* Prompt:
Could you please return each line of the data that has the word "this"?

* Records from a collection:
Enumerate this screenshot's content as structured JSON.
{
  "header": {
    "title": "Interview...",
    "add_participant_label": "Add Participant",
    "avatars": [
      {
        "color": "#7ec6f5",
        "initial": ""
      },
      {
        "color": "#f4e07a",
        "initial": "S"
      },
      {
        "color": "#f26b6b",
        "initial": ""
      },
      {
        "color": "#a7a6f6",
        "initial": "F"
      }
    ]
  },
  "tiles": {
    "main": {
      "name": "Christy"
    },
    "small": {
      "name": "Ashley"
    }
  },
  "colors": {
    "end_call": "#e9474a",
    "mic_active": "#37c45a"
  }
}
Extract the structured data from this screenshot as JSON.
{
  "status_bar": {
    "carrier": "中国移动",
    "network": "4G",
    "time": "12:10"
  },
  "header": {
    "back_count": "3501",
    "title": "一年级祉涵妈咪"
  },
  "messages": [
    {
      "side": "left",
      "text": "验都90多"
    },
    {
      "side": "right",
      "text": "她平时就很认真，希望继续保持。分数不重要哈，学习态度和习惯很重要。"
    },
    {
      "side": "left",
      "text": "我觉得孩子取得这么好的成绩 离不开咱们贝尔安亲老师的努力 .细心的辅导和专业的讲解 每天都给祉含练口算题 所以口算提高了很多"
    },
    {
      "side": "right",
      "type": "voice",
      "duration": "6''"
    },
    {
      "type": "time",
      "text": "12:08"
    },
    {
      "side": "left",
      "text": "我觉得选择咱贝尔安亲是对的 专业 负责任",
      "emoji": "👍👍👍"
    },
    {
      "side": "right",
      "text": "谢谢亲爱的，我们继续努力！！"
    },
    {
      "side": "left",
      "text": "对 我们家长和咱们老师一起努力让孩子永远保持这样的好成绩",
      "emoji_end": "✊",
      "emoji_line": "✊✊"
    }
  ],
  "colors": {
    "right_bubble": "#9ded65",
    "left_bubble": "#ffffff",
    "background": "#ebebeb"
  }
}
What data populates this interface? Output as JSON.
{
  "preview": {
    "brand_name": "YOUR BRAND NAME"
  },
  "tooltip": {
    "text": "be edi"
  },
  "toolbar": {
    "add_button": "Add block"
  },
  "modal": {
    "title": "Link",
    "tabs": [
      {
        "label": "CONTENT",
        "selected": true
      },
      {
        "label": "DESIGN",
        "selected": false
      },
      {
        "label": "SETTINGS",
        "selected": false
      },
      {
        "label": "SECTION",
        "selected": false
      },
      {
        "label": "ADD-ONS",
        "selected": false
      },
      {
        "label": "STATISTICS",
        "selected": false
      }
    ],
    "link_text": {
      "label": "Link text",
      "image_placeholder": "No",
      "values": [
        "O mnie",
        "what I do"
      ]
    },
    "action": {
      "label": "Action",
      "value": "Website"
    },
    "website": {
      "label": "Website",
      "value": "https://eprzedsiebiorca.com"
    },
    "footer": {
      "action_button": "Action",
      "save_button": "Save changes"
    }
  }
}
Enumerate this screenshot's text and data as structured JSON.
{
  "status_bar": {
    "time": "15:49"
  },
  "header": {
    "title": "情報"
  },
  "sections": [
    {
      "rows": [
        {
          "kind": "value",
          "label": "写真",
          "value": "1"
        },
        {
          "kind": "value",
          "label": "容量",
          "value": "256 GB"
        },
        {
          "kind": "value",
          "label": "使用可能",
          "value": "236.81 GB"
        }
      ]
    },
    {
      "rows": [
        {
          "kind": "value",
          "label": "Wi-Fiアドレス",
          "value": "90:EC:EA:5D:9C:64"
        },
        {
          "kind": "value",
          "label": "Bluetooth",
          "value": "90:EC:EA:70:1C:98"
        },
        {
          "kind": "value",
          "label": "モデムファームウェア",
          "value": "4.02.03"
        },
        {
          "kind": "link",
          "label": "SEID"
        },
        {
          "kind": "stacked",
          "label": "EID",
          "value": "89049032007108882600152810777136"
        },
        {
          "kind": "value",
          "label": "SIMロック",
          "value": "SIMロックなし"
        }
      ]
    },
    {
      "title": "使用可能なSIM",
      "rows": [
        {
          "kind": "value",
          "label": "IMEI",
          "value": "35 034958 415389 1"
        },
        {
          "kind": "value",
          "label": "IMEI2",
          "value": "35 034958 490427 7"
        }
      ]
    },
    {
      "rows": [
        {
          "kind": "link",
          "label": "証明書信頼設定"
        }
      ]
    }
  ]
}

* Exercise answer:
Enumerate this screenshot's content as structured JSON.
Extract the structured data from this screenshot as JSON.
What data populates this interface? Output as JSON.
Enumerate this screenshot's text and data as structured JSON.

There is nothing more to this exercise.